The debut of the hefty new Anthology of Rap is a significant development in this reconciliation. The anthology, which was edited by two English professors Adam Bradley and Andrew DuBois and published by Yale University Press, may appear to be a Claire Malcolm-like cultural patronage project that incorporates rap to literary poetry’s critical and scholarly standards.
Book of Rhymes is a book written by Bradley, with an introduction that explains, “It narrates the tale of hip hop as lyric poetry.” Book of Rhinks: The Poetics of Hip Hop is a well-written book about the forms and methods of hip hop music. He adds in his notes to Anthology that he and Vendler had the chance to learn poetry from Helen Vendler, “a wonderful teacher,” and that both he and Vendler were interested in genres.
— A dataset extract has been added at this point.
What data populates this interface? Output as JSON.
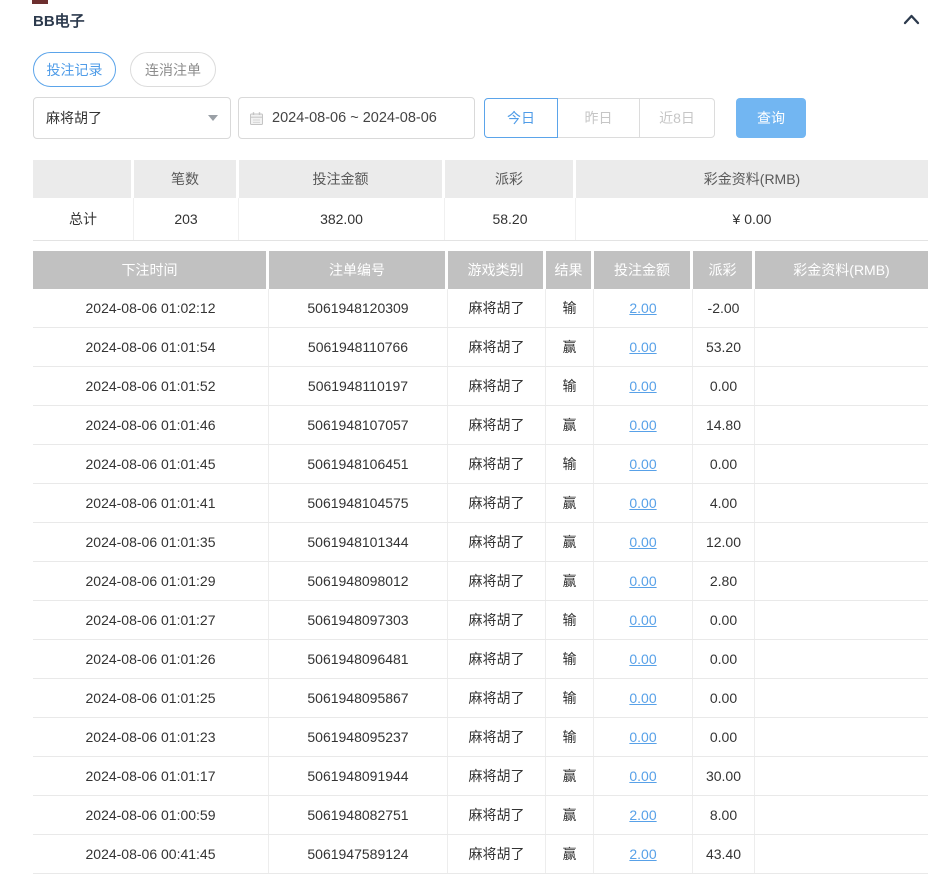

While the editors recognize that “reading rap will never be the same as listening to it,” this anthology is intended to go beyond a collection of song lyrics. As scholars of poetry, they naturally believe that reading is a more respectable way to experience something than listening— DuBois is the editor of a book called Close Reading: The Reader—and the idea behind this anthology is that MCs are essentially writers: “This isn’t, after all, a collection of lyrics from rap’s greatest hits; rather, it’s a collection of rap’s finest verse.”